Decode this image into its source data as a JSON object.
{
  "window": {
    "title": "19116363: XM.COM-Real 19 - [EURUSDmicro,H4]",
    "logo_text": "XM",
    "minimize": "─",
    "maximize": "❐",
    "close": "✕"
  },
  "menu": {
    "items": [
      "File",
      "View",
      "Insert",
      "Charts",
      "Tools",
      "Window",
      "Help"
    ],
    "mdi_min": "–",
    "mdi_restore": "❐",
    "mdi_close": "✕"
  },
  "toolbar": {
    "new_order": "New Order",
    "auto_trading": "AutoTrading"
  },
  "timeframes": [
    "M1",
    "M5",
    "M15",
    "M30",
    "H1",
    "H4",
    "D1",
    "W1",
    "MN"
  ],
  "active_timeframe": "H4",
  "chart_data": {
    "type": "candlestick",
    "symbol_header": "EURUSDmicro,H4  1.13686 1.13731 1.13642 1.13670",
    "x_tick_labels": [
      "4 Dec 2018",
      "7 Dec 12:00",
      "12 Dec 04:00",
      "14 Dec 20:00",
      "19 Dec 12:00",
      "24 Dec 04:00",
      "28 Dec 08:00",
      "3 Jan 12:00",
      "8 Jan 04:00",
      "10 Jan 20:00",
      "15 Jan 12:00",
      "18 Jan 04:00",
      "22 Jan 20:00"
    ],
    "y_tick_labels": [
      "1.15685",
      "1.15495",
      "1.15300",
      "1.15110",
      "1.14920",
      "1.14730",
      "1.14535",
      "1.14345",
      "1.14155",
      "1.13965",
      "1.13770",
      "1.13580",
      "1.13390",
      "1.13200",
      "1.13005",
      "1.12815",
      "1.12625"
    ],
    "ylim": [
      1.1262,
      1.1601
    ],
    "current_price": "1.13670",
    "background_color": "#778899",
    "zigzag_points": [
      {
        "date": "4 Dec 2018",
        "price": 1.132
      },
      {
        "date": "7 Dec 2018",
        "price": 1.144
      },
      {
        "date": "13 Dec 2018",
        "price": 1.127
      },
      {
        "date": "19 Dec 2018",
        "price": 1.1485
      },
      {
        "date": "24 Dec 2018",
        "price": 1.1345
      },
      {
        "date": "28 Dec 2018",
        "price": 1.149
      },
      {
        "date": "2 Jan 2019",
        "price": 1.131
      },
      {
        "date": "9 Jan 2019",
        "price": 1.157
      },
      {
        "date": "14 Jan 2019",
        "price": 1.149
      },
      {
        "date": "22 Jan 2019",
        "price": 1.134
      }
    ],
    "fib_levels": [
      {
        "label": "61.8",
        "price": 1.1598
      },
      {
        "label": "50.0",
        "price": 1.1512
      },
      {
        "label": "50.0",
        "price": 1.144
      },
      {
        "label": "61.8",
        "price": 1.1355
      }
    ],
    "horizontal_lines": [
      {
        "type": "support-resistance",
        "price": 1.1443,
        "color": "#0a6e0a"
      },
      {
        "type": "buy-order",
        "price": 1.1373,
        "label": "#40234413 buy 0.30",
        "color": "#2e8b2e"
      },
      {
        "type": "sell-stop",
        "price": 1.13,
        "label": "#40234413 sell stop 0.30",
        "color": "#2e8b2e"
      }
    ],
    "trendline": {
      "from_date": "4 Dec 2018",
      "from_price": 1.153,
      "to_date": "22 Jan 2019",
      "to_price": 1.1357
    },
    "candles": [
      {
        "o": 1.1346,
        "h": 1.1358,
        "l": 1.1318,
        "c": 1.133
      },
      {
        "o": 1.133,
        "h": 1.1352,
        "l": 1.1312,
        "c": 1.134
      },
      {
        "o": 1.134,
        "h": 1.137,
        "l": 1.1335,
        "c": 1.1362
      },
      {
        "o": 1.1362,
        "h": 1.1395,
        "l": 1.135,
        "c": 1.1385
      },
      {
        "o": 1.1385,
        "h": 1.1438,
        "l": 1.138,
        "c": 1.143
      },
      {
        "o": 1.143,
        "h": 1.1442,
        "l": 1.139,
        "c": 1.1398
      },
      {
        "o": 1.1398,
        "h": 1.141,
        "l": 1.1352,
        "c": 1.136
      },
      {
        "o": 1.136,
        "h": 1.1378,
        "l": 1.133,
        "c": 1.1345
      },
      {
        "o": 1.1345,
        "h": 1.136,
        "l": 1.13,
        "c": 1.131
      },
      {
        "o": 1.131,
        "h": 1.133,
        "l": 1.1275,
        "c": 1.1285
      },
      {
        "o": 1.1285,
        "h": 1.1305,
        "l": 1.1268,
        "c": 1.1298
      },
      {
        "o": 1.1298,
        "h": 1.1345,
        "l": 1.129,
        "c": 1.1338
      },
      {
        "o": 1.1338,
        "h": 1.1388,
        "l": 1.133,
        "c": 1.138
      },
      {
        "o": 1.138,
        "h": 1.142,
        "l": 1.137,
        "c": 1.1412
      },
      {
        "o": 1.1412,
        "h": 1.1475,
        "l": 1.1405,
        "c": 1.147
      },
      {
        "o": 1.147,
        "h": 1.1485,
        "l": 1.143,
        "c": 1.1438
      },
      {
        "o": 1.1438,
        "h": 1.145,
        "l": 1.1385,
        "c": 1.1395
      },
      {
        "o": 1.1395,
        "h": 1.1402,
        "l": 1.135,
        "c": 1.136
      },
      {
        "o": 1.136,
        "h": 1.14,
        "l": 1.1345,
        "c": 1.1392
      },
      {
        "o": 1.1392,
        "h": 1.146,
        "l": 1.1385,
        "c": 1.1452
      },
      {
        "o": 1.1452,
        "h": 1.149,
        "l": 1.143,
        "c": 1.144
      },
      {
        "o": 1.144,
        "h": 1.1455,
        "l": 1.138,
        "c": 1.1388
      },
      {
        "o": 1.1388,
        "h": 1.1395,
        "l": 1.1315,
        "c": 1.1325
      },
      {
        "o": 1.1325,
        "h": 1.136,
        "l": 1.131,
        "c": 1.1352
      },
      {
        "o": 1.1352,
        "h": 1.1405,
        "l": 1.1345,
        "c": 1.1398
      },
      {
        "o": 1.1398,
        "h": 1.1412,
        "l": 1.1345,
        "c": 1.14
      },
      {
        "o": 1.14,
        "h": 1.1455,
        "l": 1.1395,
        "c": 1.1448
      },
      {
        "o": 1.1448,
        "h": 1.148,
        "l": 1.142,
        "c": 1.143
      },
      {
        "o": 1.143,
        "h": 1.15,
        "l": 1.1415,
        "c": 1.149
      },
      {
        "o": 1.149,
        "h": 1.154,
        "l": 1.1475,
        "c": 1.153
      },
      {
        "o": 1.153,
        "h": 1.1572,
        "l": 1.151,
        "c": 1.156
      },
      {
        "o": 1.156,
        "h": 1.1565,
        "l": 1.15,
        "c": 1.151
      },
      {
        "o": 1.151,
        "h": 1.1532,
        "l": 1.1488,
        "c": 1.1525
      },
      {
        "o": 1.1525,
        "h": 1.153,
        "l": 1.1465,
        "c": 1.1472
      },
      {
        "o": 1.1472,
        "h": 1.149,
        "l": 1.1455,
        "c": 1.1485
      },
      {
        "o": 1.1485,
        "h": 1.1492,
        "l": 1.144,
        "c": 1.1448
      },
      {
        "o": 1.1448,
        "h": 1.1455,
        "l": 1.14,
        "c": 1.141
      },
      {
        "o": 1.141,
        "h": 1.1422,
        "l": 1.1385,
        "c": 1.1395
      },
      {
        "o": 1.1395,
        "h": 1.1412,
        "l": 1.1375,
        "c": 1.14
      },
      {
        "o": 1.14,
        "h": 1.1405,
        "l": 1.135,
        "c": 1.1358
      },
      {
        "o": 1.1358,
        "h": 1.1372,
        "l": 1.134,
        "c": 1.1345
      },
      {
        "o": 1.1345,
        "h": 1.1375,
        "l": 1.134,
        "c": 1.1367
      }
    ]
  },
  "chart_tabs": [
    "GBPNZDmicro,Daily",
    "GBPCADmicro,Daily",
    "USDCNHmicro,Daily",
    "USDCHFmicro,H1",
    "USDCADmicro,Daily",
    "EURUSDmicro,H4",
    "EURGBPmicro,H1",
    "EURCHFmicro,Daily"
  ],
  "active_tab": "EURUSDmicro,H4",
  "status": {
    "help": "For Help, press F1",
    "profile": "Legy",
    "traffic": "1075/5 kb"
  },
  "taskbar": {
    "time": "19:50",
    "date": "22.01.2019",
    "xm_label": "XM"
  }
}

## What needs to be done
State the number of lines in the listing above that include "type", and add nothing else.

## Result below
4